- _The input_:
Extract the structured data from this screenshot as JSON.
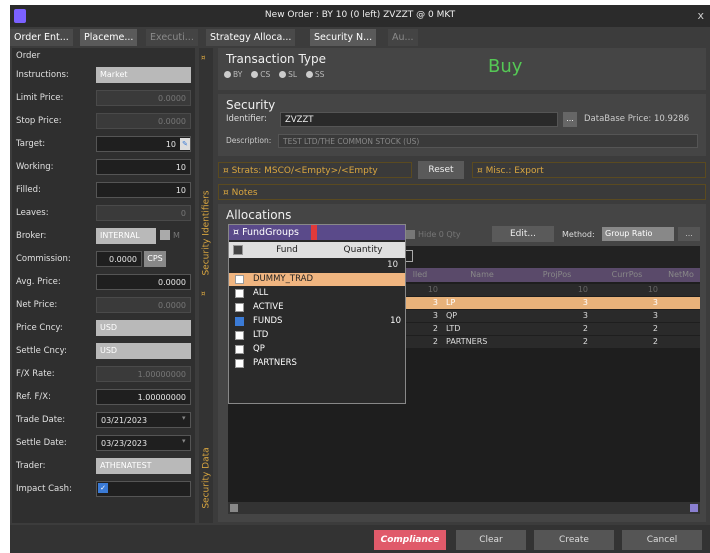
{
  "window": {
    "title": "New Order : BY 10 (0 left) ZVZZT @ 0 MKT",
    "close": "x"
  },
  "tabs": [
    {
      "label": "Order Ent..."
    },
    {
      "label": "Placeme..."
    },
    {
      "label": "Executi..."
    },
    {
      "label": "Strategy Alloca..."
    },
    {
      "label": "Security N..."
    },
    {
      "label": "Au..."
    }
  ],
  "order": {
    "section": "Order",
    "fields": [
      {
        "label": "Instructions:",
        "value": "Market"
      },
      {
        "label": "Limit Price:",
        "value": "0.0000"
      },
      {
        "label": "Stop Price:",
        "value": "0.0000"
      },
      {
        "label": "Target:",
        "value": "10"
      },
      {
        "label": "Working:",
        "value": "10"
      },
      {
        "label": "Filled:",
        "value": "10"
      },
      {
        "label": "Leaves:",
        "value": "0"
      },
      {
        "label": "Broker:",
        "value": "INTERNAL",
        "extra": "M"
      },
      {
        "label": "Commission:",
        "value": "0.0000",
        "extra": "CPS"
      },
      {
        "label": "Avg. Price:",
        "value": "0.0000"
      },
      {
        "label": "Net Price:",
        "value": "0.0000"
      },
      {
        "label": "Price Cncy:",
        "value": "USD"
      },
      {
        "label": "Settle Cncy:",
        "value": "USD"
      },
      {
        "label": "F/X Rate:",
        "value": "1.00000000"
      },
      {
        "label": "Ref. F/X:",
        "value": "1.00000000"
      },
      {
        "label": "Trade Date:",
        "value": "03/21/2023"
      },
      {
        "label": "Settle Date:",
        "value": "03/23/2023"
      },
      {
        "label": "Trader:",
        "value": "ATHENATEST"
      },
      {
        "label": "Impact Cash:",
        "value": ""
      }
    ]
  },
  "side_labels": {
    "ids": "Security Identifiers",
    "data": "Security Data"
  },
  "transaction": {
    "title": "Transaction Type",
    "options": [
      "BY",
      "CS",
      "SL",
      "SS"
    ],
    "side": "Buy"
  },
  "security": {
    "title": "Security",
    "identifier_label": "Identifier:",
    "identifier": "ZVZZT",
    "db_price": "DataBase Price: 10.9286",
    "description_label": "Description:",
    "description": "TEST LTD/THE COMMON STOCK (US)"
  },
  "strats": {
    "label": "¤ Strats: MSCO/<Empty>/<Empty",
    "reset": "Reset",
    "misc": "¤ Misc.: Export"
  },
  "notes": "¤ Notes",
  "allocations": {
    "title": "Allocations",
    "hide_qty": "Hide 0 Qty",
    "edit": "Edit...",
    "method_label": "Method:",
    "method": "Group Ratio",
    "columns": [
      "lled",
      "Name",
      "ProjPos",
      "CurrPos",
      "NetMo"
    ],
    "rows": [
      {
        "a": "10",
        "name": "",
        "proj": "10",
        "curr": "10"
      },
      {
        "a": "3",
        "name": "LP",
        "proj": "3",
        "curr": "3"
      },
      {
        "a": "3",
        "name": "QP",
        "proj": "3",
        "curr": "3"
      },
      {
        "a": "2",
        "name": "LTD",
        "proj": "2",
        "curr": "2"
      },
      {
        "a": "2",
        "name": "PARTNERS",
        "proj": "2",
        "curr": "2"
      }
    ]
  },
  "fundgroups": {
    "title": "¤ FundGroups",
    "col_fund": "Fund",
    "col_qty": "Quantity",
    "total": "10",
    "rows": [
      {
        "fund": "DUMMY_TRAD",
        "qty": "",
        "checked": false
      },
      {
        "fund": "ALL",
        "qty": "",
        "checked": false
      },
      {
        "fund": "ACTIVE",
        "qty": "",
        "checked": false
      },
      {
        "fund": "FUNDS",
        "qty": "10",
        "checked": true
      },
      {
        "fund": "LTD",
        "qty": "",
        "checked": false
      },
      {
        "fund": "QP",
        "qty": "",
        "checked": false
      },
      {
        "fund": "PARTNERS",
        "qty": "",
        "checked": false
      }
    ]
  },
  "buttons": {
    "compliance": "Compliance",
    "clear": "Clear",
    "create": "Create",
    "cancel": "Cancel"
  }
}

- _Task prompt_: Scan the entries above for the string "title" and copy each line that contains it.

- _Solution to the problem_:
    "title": "New Order : BY 10 (0 left) ZVZZT @ 0 MKT",
    "title": "Transaction Type",
    "title": "Security",
    "title": "Allocations",
    "title": "¤ FundGroups",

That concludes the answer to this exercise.